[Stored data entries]
_____

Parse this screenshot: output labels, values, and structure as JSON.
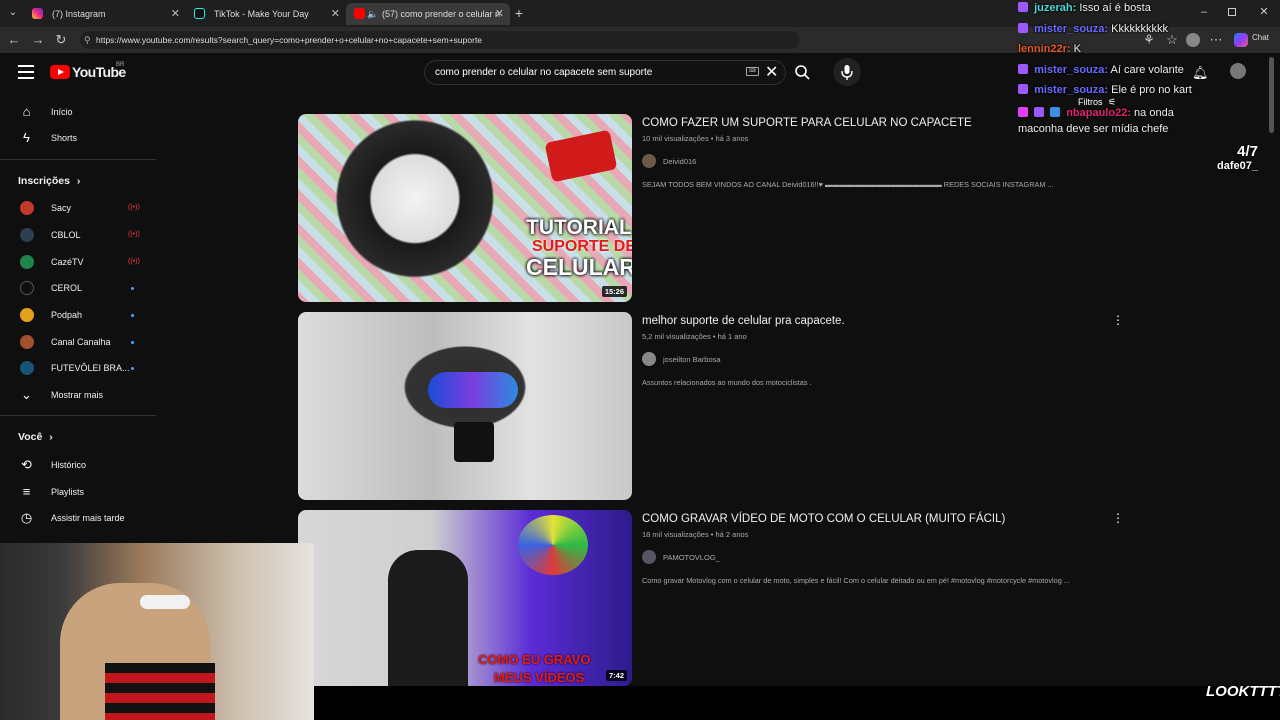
{
  "browser": {
    "tabs": [
      {
        "title": "(7) Instagram",
        "active": false
      },
      {
        "title": "TikTok - Make Your Day",
        "active": false
      },
      {
        "title": "(57) como prender o celular n",
        "active": true
      }
    ],
    "url": "https://www.youtube.com/results?search_query=como+prender+o+celular+no+capacete+sem+suporte"
  },
  "youtube": {
    "logo_text": "YouTube",
    "country_code": "BR",
    "search_query": "como prender o celular no capacete sem suporte",
    "filters_label": "Filtros",
    "sidebar": {
      "main": [
        {
          "label": "Início",
          "icon": "home-icon"
        },
        {
          "label": "Shorts",
          "icon": "shorts-icon"
        }
      ],
      "subscriptions_heading": "Inscrições",
      "subscriptions": [
        {
          "label": "Sacy",
          "status": "live",
          "color": "#c0392b"
        },
        {
          "label": "CBLOL",
          "status": "live",
          "color": "#2c3e50"
        },
        {
          "label": "CazéTV",
          "status": "live",
          "color": "#1e8449"
        },
        {
          "label": "CEROL",
          "status": "new",
          "color": "#0f0f0f"
        },
        {
          "label": "Podpah",
          "status": "new",
          "color": "#e4a11b"
        },
        {
          "label": "Canal Canalha",
          "status": "new",
          "color": "#a0522d"
        },
        {
          "label": "FUTEVÔLEI BRA...",
          "status": "new",
          "color": "#1a5276"
        }
      ],
      "show_more": "Mostrar mais",
      "you_heading": "Você",
      "you": [
        {
          "label": "Histórico",
          "icon": "history-icon"
        },
        {
          "label": "Playlists",
          "icon": "playlists-icon"
        },
        {
          "label": "Assistir mais tarde",
          "icon": "watch-later-icon"
        }
      ]
    },
    "results": [
      {
        "title": "COMO FAZER UM SUPORTE PARA CELULAR NO CAPACETE",
        "meta": "10 mil visualizações • há 3 anos",
        "channel": "Deivid016",
        "description": "SEJAM TODOS BEM VINDOS AO CANAL Deivid016!!♥ ▬▬▬▬▬▬▬▬▬▬▬▬▬▬▬▬ REDES SOCIAIS INSTAGRAM ...",
        "duration": "15:26",
        "thumb_text": [
          "TUTORIAL",
          "SUPORTE DE",
          "CELULAR"
        ]
      },
      {
        "title": "melhor suporte de celular pra capacete.",
        "meta": "5,2 mil visualizações • há 1 ano",
        "channel": "joseilton Barbosa",
        "description": "Assuntos relacionados ao mundo dos motociclistas .",
        "duration": "",
        "thumb_text": []
      },
      {
        "title": "COMO GRAVAR VÍDEO DE MOTO COM O CELULAR (MUITO FÁCIL)",
        "meta": "18 mil visualizações • há 2 anos",
        "channel": "PAMOTOVLOG_",
        "description": "Como gravar Motovlog com o celular de moto, simples e fácil! Com o celular deitado ou em pé! #motovlog #motorcycle #motovlog ...",
        "duration": "7:42",
        "thumb_text": [
          "COMO EU GRAVO",
          "MEUS VÍDEOS"
        ]
      }
    ]
  },
  "stream_overlay": {
    "chat": [
      {
        "user": "juzerah:",
        "message": "Isso aí é bosta",
        "color": "#4ad9d9"
      },
      {
        "user": "mister_souza:",
        "message": "Kkkkkkkkkk",
        "color": "#6a6aff"
      },
      {
        "user": "lennin22r:",
        "message": "K",
        "color": "#e05a2a"
      },
      {
        "user": "mister_souza:",
        "message": "Aí care volante",
        "color": "#6a6aff"
      },
      {
        "user": "mister_souza:",
        "message": "Ele é pro no kart",
        "color": "#6a6aff"
      },
      {
        "user": "nbapaulo22:",
        "message": "na onda maconha deve ser mídia chefe",
        "color": "#e0246e"
      }
    ],
    "counter": "4/7",
    "counter_user": "dafe07_",
    "watermark": "LOOKTTTT"
  }
}
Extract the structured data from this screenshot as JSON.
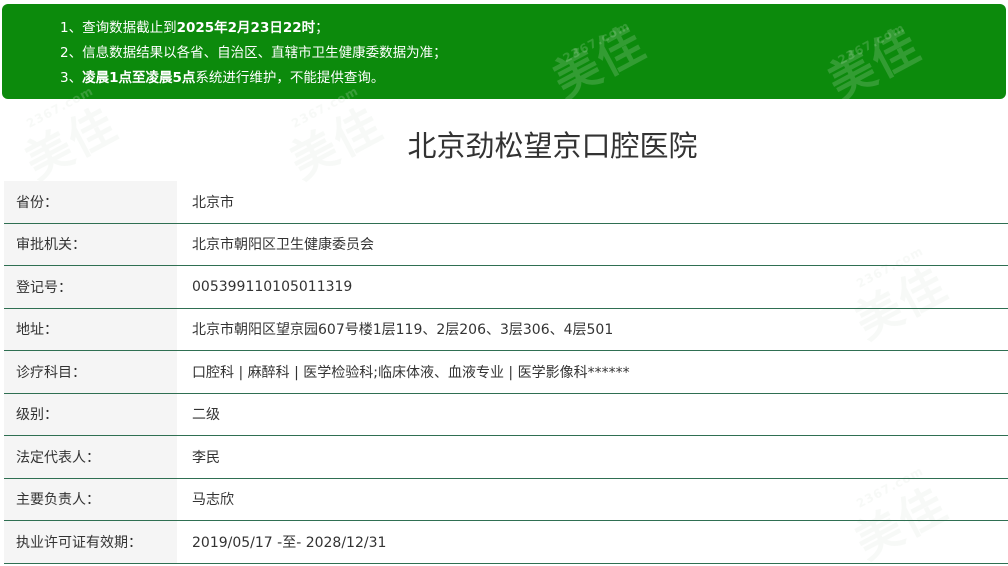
{
  "notice": {
    "lines": [
      {
        "num": "1、",
        "text": "查询数据截止到",
        "bold": "2025年2月23日22时",
        "tail": "；"
      },
      {
        "num": "2、",
        "text": "信息数据结果以各省、自治区、直辖市卫生健康委数据为准；",
        "bold": "",
        "tail": ""
      },
      {
        "num": "3、",
        "text": "",
        "bold": "凌晨1点至凌晨5点",
        "tail": "系统进行维护，不能提供查询。"
      }
    ]
  },
  "watermark": {
    "text": "美佳",
    "sub": "2367.com"
  },
  "hospital": {
    "name": "北京劲松望京口腔医院"
  },
  "info": {
    "rows": [
      {
        "label": "省份：",
        "value": "北京市"
      },
      {
        "label": "审批机关：",
        "value": "北京市朝阳区卫生健康委员会"
      },
      {
        "label": "登记号：",
        "value": "005399110105011319"
      },
      {
        "label": "地址：",
        "value": "北京市朝阳区望京园607号楼1层119、2层206、3层306、4层501"
      },
      {
        "label": "诊疗科目：",
        "value": "口腔科 | 麻醉科 | 医学检验科;临床体液、血液专业 | 医学影像科******"
      },
      {
        "label": "级别：",
        "value": "二级"
      },
      {
        "label": "法定代表人：",
        "value": "李民"
      },
      {
        "label": "主要负责人：",
        "value": "马志欣"
      },
      {
        "label": "执业许可证有效期：",
        "value": "2019/05/17 -至- 2028/12/31"
      }
    ]
  },
  "colors": {
    "banner": "#0c8a0c",
    "row_border": "#2f6f52",
    "label_bg": "#f5f5f5"
  }
}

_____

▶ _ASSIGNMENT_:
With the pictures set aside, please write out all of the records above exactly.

▶ _SOLUTION TO THIS EXERCISE_:
Parse this screenshot: output labels, values, and structure as JSON.
{
  "browser": {
    "tabs": [
      {
        "title": "(7) Instagram",
        "active": false
      },
      {
        "title": "TikTok - Make Your Day",
        "active": false
      },
      {
        "title": "(57) como prender o celular n",
        "active": true
      }
    ],
    "url": "https://www.youtube.com/results?search_query=como+prender+o+celular+no+capacete+sem+suporte"
  },
  "youtube": {
    "logo_text": "YouTube",
    "country_code": "BR",
    "search_query": "como prender o celular no capacete sem suporte",
    "filters_label": "Filtros",
    "sidebar": {
      "main": [
        {
          "label": "Início",
          "icon": "home-icon"
        },
        {
          "label": "Shorts",
          "icon": "shorts-icon"
        }
      ],
      "subscriptions_heading": "Inscrições",
      "subscriptions": [
        {
          "label": "Sacy",
          "status": "live",
          "color": "#c0392b"
        },
        {
          "label": "CBLOL",
          "status": "live",
          "color": "#2c3e50"
        },
        {
          "label": "CazéTV",
          "status": "live",
          "color": "#1e8449"
        },
        {
          "label": "CEROL",
          "status": "new",
          "color": "#0f0f0f"
        },
        {
          "label": "Podpah",
          "status": "new",
          "color": "#e4a11b"
        },
        {
          "label": "Canal Canalha",
          "status": "new",
          "color": "#a0522d"
        },
        {
          "label": "FUTEVÔLEI BRA...",
          "status": "new",
          "color": "#1a5276"
        }
      ],
      "show_more": "Mostrar mais",
      "you_heading": "Você",
      "you": [
        {
          "label": "Histórico",
          "icon": "history-icon"
        },
        {
          "label": "Playlists",
          "icon": "playlists-icon"
        },
        {
          "label": "Assistir mais tarde",
          "icon": "watch-later-icon"
        }
      ]
    },
    "results": [
      {
        "title": "COMO FAZER UM SUPORTE PARA CELULAR NO CAPACETE",
        "meta": "10 mil visualizações • há 3 anos",
        "channel": "Deivid016",
        "description": "SEJAM TODOS BEM VINDOS AO CANAL Deivid016!!♥ ▬▬▬▬▬▬▬▬▬▬▬▬▬▬▬▬ REDES SOCIAIS INSTAGRAM ...",
        "duration": "15:26",
        "thumb_text": [
          "TUTORIAL",
          "SUPORTE DE",
          "CELULAR"
        ]
      },
      {
        "title": "melhor suporte de celular pra capacete.",
        "meta": "5,2 mil visualizações • há 1 ano",
        "channel": "joseilton Barbosa",
        "description": "Assuntos relacionados ao mundo dos motociclistas .",
        "duration": "",
        "thumb_text": []
      },
      {
        "title": "COMO GRAVAR VÍDEO DE MOTO COM O CELULAR (MUITO FÁCIL)",
        "meta": "18 mil visualizações • há 2 anos",
        "channel": "PAMOTOVLOG_",
        "description": "Como gravar Motovlog com o celular de moto, simples e fácil! Com o celular deitado ou em pé! #motovlog #motorcycle #motovlog ...",
        "duration": "7:42",
        "thumb_text": [
          "COMO EU GRAVO",
          "MEUS VÍDEOS"
        ]
      }
    ]
  },
  "stream_overlay": {
    "chat": [
      {
        "user": "juzerah:",
        "message": "Isso aí é bosta",
        "color": "#4ad9d9"
      },
      {
        "user": "mister_souza:",
        "message": "Kkkkkkkkkk",
        "color": "#6a6aff"
      },
      {
        "user": "lennin22r:",
        "message": "K",
        "color": "#e05a2a"
      },
      {
        "user": "mister_souza:",
        "message": "Aí care volante",
        "color": "#6a6aff"
      },
      {
        "user": "mister_souza:",
        "message": "Ele é pro no kart",
        "color": "#6a6aff"
      },
      {
        "user": "nbapaulo22:",
        "message": "na onda maconha deve ser mídia chefe",
        "color": "#e0246e"
      }
    ],
    "counter": "4/7",
    "counter_user": "dafe07_",
    "watermark": "LOOKTTTT"
  }
}
Extract the structured data from this screenshot as JSON.
{
  "notice": {
    "lines": [
      {
        "num": "1、",
        "text": "查询数据截止到",
        "bold": "2025年2月23日22时",
        "tail": "；"
      },
      {
        "num": "2、",
        "text": "信息数据结果以各省、自治区、直辖市卫生健康委数据为准；",
        "bold": "",
        "tail": ""
      },
      {
        "num": "3、",
        "text": "",
        "bold": "凌晨1点至凌晨5点",
        "tail": "系统进行维护，不能提供查询。"
      }
    ]
  },
  "watermark": {
    "text": "美佳",
    "sub": "2367.com"
  },
  "hospital": {
    "name": "北京劲松望京口腔医院"
  },
  "info": {
    "rows": [
      {
        "label": "省份：",
        "value": "北京市"
      },
      {
        "label": "审批机关：",
        "value": "北京市朝阳区卫生健康委员会"
      },
      {
        "label": "登记号：",
        "value": "005399110105011319"
      },
      {
        "label": "地址：",
        "value": "北京市朝阳区望京园607号楼1层119、2层206、3层306、4层501"
      },
      {
        "label": "诊疗科目：",
        "value": "口腔科 | 麻醉科 | 医学检验科;临床体液、血液专业 | 医学影像科******"
      },
      {
        "label": "级别：",
        "value": "二级"
      },
      {
        "label": "法定代表人：",
        "value": "李民"
      },
      {
        "label": "主要负责人：",
        "value": "马志欣"
      },
      {
        "label": "执业许可证有效期：",
        "value": "2019/05/17 -至- 2028/12/31"
      }
    ]
  },
  "colors": {
    "banner": "#0c8a0c",
    "row_border": "#2f6f52",
    "label_bg": "#f5f5f5"
  }
}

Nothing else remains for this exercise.